Epidemic spreading and cooperation dynamics on homogeneous small-world networks

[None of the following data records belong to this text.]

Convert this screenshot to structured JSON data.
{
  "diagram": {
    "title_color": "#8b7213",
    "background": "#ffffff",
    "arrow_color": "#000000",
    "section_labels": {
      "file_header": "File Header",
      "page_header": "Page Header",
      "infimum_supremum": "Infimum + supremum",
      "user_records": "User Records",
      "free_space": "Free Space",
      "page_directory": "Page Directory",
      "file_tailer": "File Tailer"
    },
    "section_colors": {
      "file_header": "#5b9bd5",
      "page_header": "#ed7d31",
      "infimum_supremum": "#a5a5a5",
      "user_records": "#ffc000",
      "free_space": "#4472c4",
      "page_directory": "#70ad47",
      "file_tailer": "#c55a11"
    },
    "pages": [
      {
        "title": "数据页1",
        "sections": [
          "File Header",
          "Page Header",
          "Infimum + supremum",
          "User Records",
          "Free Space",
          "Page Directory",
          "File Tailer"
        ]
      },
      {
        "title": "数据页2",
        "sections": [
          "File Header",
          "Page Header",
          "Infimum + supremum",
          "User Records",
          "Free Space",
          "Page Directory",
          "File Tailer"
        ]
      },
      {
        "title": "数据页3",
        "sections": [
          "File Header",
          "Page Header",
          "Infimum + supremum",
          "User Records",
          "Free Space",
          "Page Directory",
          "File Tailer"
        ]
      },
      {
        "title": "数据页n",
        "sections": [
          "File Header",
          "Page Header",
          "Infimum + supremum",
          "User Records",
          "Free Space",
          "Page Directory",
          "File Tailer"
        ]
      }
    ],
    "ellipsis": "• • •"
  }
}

We introduce a class of small-world networks—homogeneous small-worlds—which, in contrast with the well-known Watts-Strogatz small-worlds, exhibit a homogeneous connectivity distribution, in the sense that all nodes have the same number of connections. This feature allows the investigation of pure small-world effects, detached from any associated heterogeneity. Furthermore, we use at profit the remarkable similarity between the properties of homogeneous small worlds and the heterogeneous small-worlds of Watts-Strogatz to assess the separate roles of heterogeneity and small-world effects. We investigate the dependence on these two mechanisms of the threshold for epidemic outbreaks and also of the coevolution of cooperators and defectors under natural selection. With respect to the well-studied regular homogeneous limits, we find a subtle interplay between these mechanisms. While they both contribute to reduce the threshold for an epidemic outburst, they exhibit opposite behavior in the evolution of cooperation, such that the overall results mask the true nature of their individual contribution to this process.